● **Exercise instructions**: Your task is to restate the data word for word.

*** Block opens ***

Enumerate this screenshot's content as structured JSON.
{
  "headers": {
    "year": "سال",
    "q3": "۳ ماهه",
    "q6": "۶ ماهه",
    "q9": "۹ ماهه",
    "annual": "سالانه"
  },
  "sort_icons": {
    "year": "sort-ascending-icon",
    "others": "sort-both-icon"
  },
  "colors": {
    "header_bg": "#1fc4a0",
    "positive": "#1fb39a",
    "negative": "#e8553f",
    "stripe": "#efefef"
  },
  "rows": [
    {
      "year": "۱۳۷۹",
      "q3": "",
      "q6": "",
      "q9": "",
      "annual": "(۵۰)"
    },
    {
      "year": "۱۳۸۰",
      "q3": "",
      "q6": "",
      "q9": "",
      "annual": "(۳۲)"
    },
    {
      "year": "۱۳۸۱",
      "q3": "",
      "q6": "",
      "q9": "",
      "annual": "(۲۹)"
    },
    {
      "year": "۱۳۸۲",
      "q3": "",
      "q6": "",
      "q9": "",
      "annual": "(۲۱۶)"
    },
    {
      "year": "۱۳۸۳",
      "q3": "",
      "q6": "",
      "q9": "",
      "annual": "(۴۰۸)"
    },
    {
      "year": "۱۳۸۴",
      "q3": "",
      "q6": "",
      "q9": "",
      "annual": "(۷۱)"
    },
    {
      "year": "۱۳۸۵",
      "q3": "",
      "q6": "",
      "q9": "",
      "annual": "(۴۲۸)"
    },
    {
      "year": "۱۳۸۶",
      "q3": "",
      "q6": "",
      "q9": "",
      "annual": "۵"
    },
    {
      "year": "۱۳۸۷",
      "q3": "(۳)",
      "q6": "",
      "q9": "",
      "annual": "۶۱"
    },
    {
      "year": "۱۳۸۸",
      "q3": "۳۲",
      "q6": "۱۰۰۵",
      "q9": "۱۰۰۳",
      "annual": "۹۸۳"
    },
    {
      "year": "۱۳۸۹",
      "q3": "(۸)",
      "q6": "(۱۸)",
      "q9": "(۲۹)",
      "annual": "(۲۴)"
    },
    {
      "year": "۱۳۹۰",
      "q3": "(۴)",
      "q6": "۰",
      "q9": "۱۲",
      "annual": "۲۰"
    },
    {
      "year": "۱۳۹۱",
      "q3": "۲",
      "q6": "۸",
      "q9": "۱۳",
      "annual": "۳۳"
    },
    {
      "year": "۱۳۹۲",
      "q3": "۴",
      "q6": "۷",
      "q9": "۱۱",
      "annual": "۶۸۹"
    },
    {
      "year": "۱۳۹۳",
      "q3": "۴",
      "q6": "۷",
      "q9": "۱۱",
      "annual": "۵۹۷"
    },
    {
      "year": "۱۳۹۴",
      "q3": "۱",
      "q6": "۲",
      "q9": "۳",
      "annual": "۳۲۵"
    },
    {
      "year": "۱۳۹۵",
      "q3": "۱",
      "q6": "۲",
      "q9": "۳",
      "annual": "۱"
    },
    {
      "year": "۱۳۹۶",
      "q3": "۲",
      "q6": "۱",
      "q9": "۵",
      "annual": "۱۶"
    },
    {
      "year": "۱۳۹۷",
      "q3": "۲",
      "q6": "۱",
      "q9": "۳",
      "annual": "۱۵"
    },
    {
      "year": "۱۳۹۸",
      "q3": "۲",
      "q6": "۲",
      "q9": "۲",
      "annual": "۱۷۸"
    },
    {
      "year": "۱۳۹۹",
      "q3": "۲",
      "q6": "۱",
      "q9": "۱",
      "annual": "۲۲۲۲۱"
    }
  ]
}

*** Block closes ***

● **Response below**:
Enumerate this screenshot's content as structured JSON.
{
  "headers": {
    "year": "سال",
    "q3": "۳ ماهه",
    "q6": "۶ ماهه",
    "q9": "۹ ماهه",
    "annual": "سالانه"
  },
  "sort_icons": {
    "year": "sort-ascending-icon",
    "others": "sort-both-icon"
  },
  "colors": {
    "header_bg": "#1fc4a0",
    "positive": "#1fb39a",
    "negative": "#e8553f",
    "stripe": "#efefef"
  },
  "rows": [
    {
      "year": "۱۳۷۹",
      "q3": "",
      "q6": "",
      "q9": "",
      "annual": "(۵۰)"
    },
    {
      "year": "۱۳۸۰",
      "q3": "",
      "q6": "",
      "q9": "",
      "annual": "(۳۲)"
    },
    {
      "year": "۱۳۸۱",
      "q3": "",
      "q6": "",
      "q9": "",
      "annual": "(۲۹)"
    },
    {
      "year": "۱۳۸۲",
      "q3": "",
      "q6": "",
      "q9": "",
      "annual": "(۲۱۶)"
    },
    {
      "year": "۱۳۸۳",
      "q3": "",
      "q6": "",
      "q9": "",
      "annual": "(۴۰۸)"
    },
    {
      "year": "۱۳۸۴",
      "q3": "",
      "q6": "",
      "q9": "",
      "annual": "(۷۱)"
    },
    {
      "year": "۱۳۸۵",
      "q3": "",
      "q6": "",
      "q9": "",
      "annual": "(۴۲۸)"
    },
    {
      "year": "۱۳۸۶",
      "q3": "",
      "q6": "",
      "q9": "",
      "annual": "۵"
    },
    {
      "year": "۱۳۸۷",
      "q3": "(۳)",
      "q6": "",
      "q9": "",
      "annual": "۶۱"
    },
    {
      "year": "۱۳۸۸",
      "q3": "۳۲",
      "q6": "۱۰۰۵",
      "q9": "۱۰۰۳",
      "annual": "۹۸۳"
    },
    {
      "year": "۱۳۸۹",
      "q3": "(۸)",
      "q6": "(۱۸)",
      "q9": "(۲۹)",
      "annual": "(۲۴)"
    },
    {
      "year": "۱۳۹۰",
      "q3": "(۴)",
      "q6": "۰",
      "q9": "۱۲",
      "annual": "۲۰"
    },
    {
      "year": "۱۳۹۱",
      "q3": "۲",
      "q6": "۸",
      "q9": "۱۳",
      "annual": "۳۳"
    },
    {
      "year": "۱۳۹۲",
      "q3": "۴",
      "q6": "۷",
      "q9": "۱۱",
      "annual": "۶۸۹"
    },
    {
      "year": "۱۳۹۳",
      "q3": "۴",
      "q6": "۷",
      "q9": "۱۱",
      "annual": "۵۹۷"
    },
    {
      "year": "۱۳۹۴",
      "q3": "۱",
      "q6": "۲",
      "q9": "۳",
      "annual": "۳۲۵"
    },
    {
      "year": "۱۳۹۵",
      "q3": "۱",
      "q6": "۲",
      "q9": "۳",
      "annual": "۱"
    },
    {
      "year": "۱۳۹۶",
      "q3": "۲",
      "q6": "۱",
      "q9": "۵",
      "annual": "۱۶"
    },
    {
      "year": "۱۳۹۷",
      "q3": "۲",
      "q6": "۱",
      "q9": "۳",
      "annual": "۱۵"
    },
    {
      "year": "۱۳۹۸",
      "q3": "۲",
      "q6": "۲",
      "q9": "۲",
      "annual": "۱۷۸"
    },
    {
      "year": "۱۳۹۹",
      "q3": "۲",
      "q6": "۱",
      "q9": "۱",
      "annual": "۲۲۲۲۱"
    }
  ]
}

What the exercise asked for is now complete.